What needs to be done
What lines in the entries below contain the word "folder"? Copy all of them.
====================
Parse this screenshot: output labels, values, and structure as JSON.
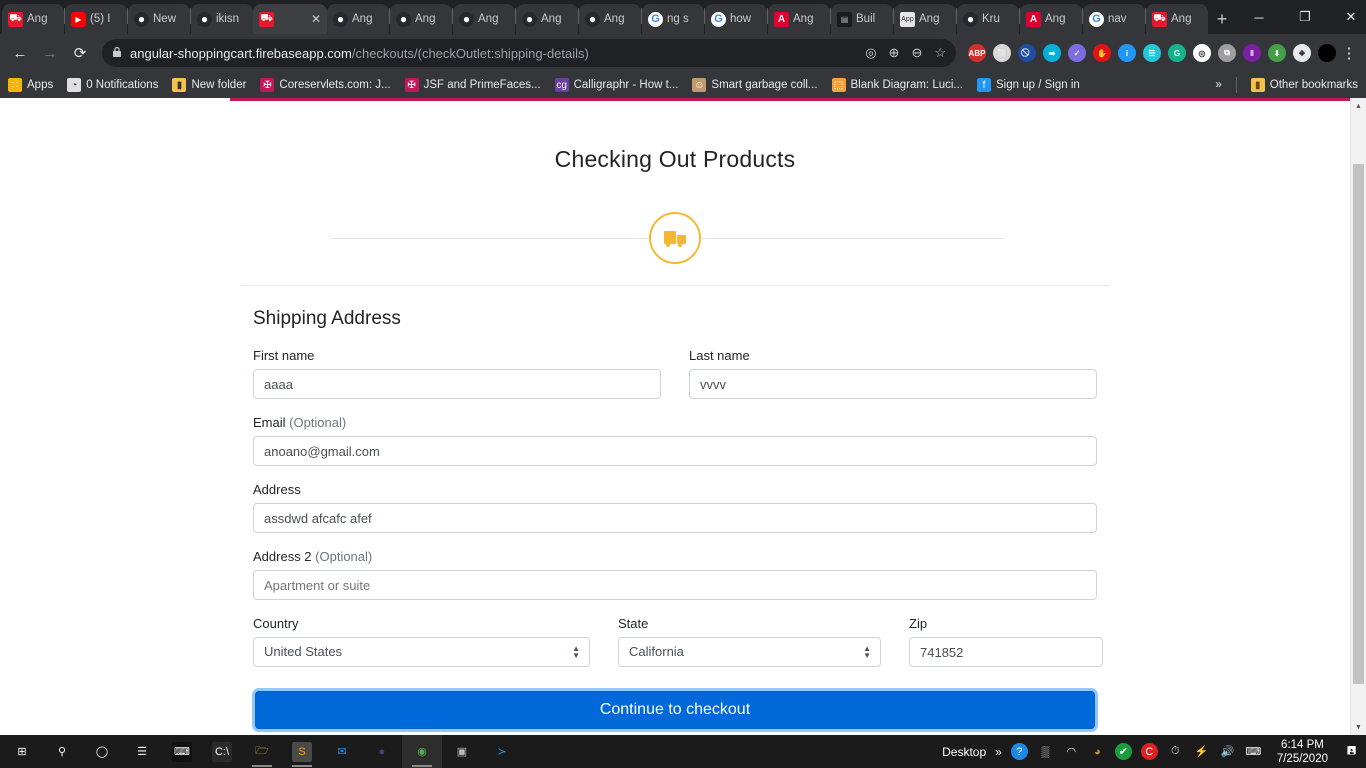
{
  "browser": {
    "tabs": [
      {
        "title": "Ang",
        "favicon": "cart-icon",
        "fav_class": "fav-cart",
        "glyph": "⛟",
        "active": false
      },
      {
        "title": "(5) I",
        "favicon": "youtube-icon",
        "fav_class": "fav-yt",
        "glyph": "▶",
        "active": false
      },
      {
        "title": "New",
        "favicon": "github-icon",
        "fav_class": "fav-gh",
        "glyph": "●",
        "active": false
      },
      {
        "title": "ikisn",
        "favicon": "github-icon",
        "fav_class": "fav-gh",
        "glyph": "●",
        "active": false
      },
      {
        "title": "",
        "favicon": "cart-icon",
        "fav_class": "fav-cart",
        "glyph": "⛟",
        "active": true
      },
      {
        "title": "Ang",
        "favicon": "github-icon",
        "fav_class": "fav-gh",
        "glyph": "●",
        "active": false
      },
      {
        "title": "Ang",
        "favicon": "github-icon",
        "fav_class": "fav-gh",
        "glyph": "●",
        "active": false
      },
      {
        "title": "Ang",
        "favicon": "github-icon",
        "fav_class": "fav-gh",
        "glyph": "●",
        "active": false
      },
      {
        "title": "Ang",
        "favicon": "github-icon",
        "fav_class": "fav-gh",
        "glyph": "●",
        "active": false
      },
      {
        "title": "Ang",
        "favicon": "github-icon",
        "fav_class": "fav-gh",
        "glyph": "●",
        "active": false
      },
      {
        "title": "ng s",
        "favicon": "google-icon",
        "fav_class": "fav-google",
        "glyph": "G",
        "active": false
      },
      {
        "title": "how",
        "favicon": "google-icon",
        "fav_class": "fav-google",
        "glyph": "G",
        "active": false
      },
      {
        "title": "Ang",
        "favicon": "angular-icon",
        "fav_class": "fav-ng",
        "glyph": "A",
        "active": false
      },
      {
        "title": "Buil",
        "favicon": "dark-site-icon",
        "fav_class": "fav-dark",
        "glyph": "▤",
        "active": false
      },
      {
        "title": "Ang",
        "favicon": "app-icon",
        "fav_class": "fav-app",
        "glyph": "App",
        "active": false
      },
      {
        "title": "Kru",
        "favicon": "github-icon",
        "fav_class": "fav-gh",
        "glyph": "●",
        "active": false
      },
      {
        "title": "Ang",
        "favicon": "angular-icon",
        "fav_class": "fav-ng",
        "glyph": "A",
        "active": false
      },
      {
        "title": "nav",
        "favicon": "google-icon",
        "fav_class": "fav-google",
        "glyph": "G",
        "active": false
      },
      {
        "title": "Ang",
        "favicon": "cart-icon",
        "fav_class": "fav-cart",
        "glyph": "⛟",
        "active": false
      }
    ],
    "new_tab_label": "+",
    "close_tab_label": "✕",
    "window_controls": {
      "minimize": "─",
      "maximize": "❐",
      "close": "✕"
    },
    "nav": {
      "back": "←",
      "forward": "→",
      "reload": "⟳"
    },
    "omnibox": {
      "lock_icon": "🔒",
      "host": "angular-shoppingcart.firebaseapp.com",
      "path": "/checkouts/(checkOutlet:shipping-details)",
      "inline_icons": [
        "⌖",
        "⊕",
        "⊖",
        "☆"
      ]
    },
    "extensions": [
      {
        "name": "adblock-plus-icon",
        "label": "ABP",
        "color": "#d32f2f"
      },
      {
        "name": "box-icon",
        "label": "⬜",
        "color": "#d9d9d9"
      },
      {
        "name": "block-icon",
        "label": "⃠",
        "color": "#1f4ea1"
      },
      {
        "name": "export-icon",
        "label": "➡",
        "color": "#00b0d8"
      },
      {
        "name": "check-shield-icon",
        "label": "✓",
        "color": "#7c6ce0"
      },
      {
        "name": "stop-hand-icon",
        "label": "✋",
        "color": "#e01414"
      },
      {
        "name": "info-icon",
        "label": "i",
        "color": "#2196f3"
      },
      {
        "name": "notes-icon",
        "label": "☰",
        "color": "#26c6da"
      },
      {
        "name": "grammarly-icon",
        "label": "G",
        "color": "#11b48a"
      },
      {
        "name": "goggles-icon",
        "label": "◎",
        "color": "#ffffff"
      },
      {
        "name": "copy-icon",
        "label": "⧉",
        "color": "#9e9e9e"
      },
      {
        "name": "library-icon",
        "label": "‖",
        "color": "#7b1fa2"
      },
      {
        "name": "download-icon",
        "label": "⬇",
        "color": "#43a047"
      },
      {
        "name": "puzzle-icon",
        "label": "❖",
        "color": "#e8eaed"
      },
      {
        "name": "profile-avatar",
        "label": "",
        "color": "#000000"
      }
    ],
    "menu_icon": "⋮",
    "bookmarks": [
      {
        "label": "Apps",
        "icon": "apps-grid-icon",
        "glyph": "∷",
        "color": "#f4b400",
        "text_color": "#e8eaed"
      },
      {
        "label": "0 Notifications",
        "icon": "globe-icon",
        "glyph": "◔",
        "color": "#e0e0e0",
        "text_color": "#e8eaed"
      },
      {
        "label": "New folder",
        "icon": "folder-icon",
        "glyph": "▮",
        "color": "#f2c14e",
        "text_color": "#e8eaed"
      },
      {
        "label": "Coreservlets.com: J...",
        "icon": "bookmark-site-icon",
        "glyph": "✠",
        "color": "#c2185b",
        "text_color": "#e8eaed"
      },
      {
        "label": "JSF and PrimeFaces...",
        "icon": "bookmark-site-icon",
        "glyph": "✠",
        "color": "#c2185b",
        "text_color": "#e8eaed"
      },
      {
        "label": "Calligraphr - How t...",
        "icon": "calligraphr-icon",
        "glyph": "cg",
        "color": "#6b3fa0",
        "text_color": "#e8eaed"
      },
      {
        "label": "Smart garbage coll...",
        "icon": "avatar-icon",
        "glyph": "☺",
        "color": "#c39a6b",
        "text_color": "#e8eaed"
      },
      {
        "label": "Blank Diagram: Luci...",
        "icon": "lucidchart-icon",
        "glyph": "⬚",
        "color": "#f2a33c",
        "text_color": "#e8eaed"
      },
      {
        "label": "Sign up / Sign in",
        "icon": "figma-icon",
        "glyph": "f",
        "color": "#2196f3",
        "text_color": "#e8eaed"
      }
    ],
    "overflow_label": "»",
    "other_bookmarks": {
      "label": "Other bookmarks",
      "icon": "folder-icon",
      "glyph": "▮",
      "color": "#f2c14e"
    }
  },
  "page": {
    "title": "Checking Out Products",
    "stepper": {
      "step_icon": "shipping-truck-icon",
      "accent": "#f5b731"
    },
    "form": {
      "section_title": "Shipping Address",
      "fields": {
        "first_name": {
          "label": "First name",
          "value": "aaaa",
          "placeholder": ""
        },
        "last_name": {
          "label": "Last name",
          "value": "vvvv",
          "placeholder": ""
        },
        "email": {
          "label": "Email",
          "optional": " (Optional)",
          "value": "anoano@gmail.com",
          "placeholder": ""
        },
        "address": {
          "label": "Address",
          "value": "assdwd afcafc afef",
          "placeholder": ""
        },
        "address2": {
          "label": "Address 2",
          "optional": " (Optional)",
          "value": "",
          "placeholder": "Apartment or suite"
        },
        "country": {
          "label": "Country",
          "value": "United States"
        },
        "state": {
          "label": "State",
          "value": "California"
        },
        "zip": {
          "label": "Zip",
          "value": "741852",
          "placeholder": ""
        }
      },
      "submit_label": "Continue to checkout",
      "submit_color": "#0069d9"
    }
  },
  "taskbar": {
    "items": [
      {
        "name": "start-button",
        "glyph": "⊞",
        "color": "#ffffff",
        "bg": "",
        "active": false,
        "running": false
      },
      {
        "name": "search-icon",
        "glyph": "⚲",
        "color": "#ffffff",
        "bg": "",
        "active": false,
        "running": false
      },
      {
        "name": "cortana-icon",
        "glyph": "◯",
        "color": "#ffffff",
        "bg": "",
        "active": false,
        "running": false
      },
      {
        "name": "task-view-icon",
        "glyph": "☰",
        "color": "#ffffff",
        "bg": "",
        "active": false,
        "running": false
      },
      {
        "name": "terminal-app-icon",
        "glyph": "⌨",
        "color": "#ffffff",
        "bg": "#111111",
        "active": false,
        "running": false
      },
      {
        "name": "command-prompt-icon",
        "glyph": "C:\\",
        "color": "#ffffff",
        "bg": "#2b2b2b",
        "active": false,
        "running": false
      },
      {
        "name": "file-explorer-icon",
        "glyph": "🗁",
        "color": "#f2b33d",
        "bg": "",
        "active": false,
        "running": true
      },
      {
        "name": "sublime-text-icon",
        "glyph": "S",
        "color": "#ff9800",
        "bg": "#4a4a4a",
        "active": false,
        "running": true
      },
      {
        "name": "mail-icon",
        "glyph": "✉",
        "color": "#2196f3",
        "bg": "",
        "active": false,
        "running": false
      },
      {
        "name": "ellipse-app-icon",
        "glyph": "●",
        "color": "#4a3f7a",
        "bg": "",
        "active": false,
        "running": false
      },
      {
        "name": "chrome-icon",
        "glyph": "◉",
        "color": "#4caf50",
        "bg": "",
        "active": true,
        "running": true
      },
      {
        "name": "monitor-app-icon",
        "glyph": "▣",
        "color": "#bdbdbd",
        "bg": "",
        "active": false,
        "running": false
      },
      {
        "name": "vscode-icon",
        "glyph": "≻",
        "color": "#2196f3",
        "bg": "",
        "active": false,
        "running": false
      }
    ],
    "tray": {
      "desktop_label": "Desktop",
      "overflow": "»",
      "icons": [
        {
          "name": "help-question-icon",
          "glyph": "?",
          "color": "#ffffff",
          "bg": "#1e88e5"
        },
        {
          "name": "grid-icon",
          "glyph": "▒",
          "color": "#cccccc",
          "bg": ""
        },
        {
          "name": "wifi-icon",
          "glyph": "◠",
          "color": "#dddddd",
          "bg": ""
        },
        {
          "name": "disc-icon",
          "glyph": "◕",
          "color": "#c8913c",
          "bg": ""
        },
        {
          "name": "security-shield-icon",
          "glyph": "✔",
          "color": "#ffffff",
          "bg": "#1a9c3f"
        },
        {
          "name": "ccleaner-icon",
          "glyph": "C",
          "color": "#ffffff",
          "bg": "#e02020"
        },
        {
          "name": "clock-app-icon",
          "glyph": "⏱",
          "color": "#dddddd",
          "bg": ""
        },
        {
          "name": "plug-icon",
          "glyph": "⚡",
          "color": "#dddddd",
          "bg": ""
        },
        {
          "name": "volume-icon",
          "glyph": "🔊",
          "color": "#ffffff",
          "bg": ""
        },
        {
          "name": "keyboard-icon",
          "glyph": "⌨",
          "color": "#ffffff",
          "bg": ""
        }
      ],
      "time": "6:14 PM",
      "date": "7/25/2020",
      "action_center_icon": "🖪"
    }
  }
}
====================
Answer below
        "label": "New folder",
        "icon": "folder-icon",
      "icon": "folder-icon",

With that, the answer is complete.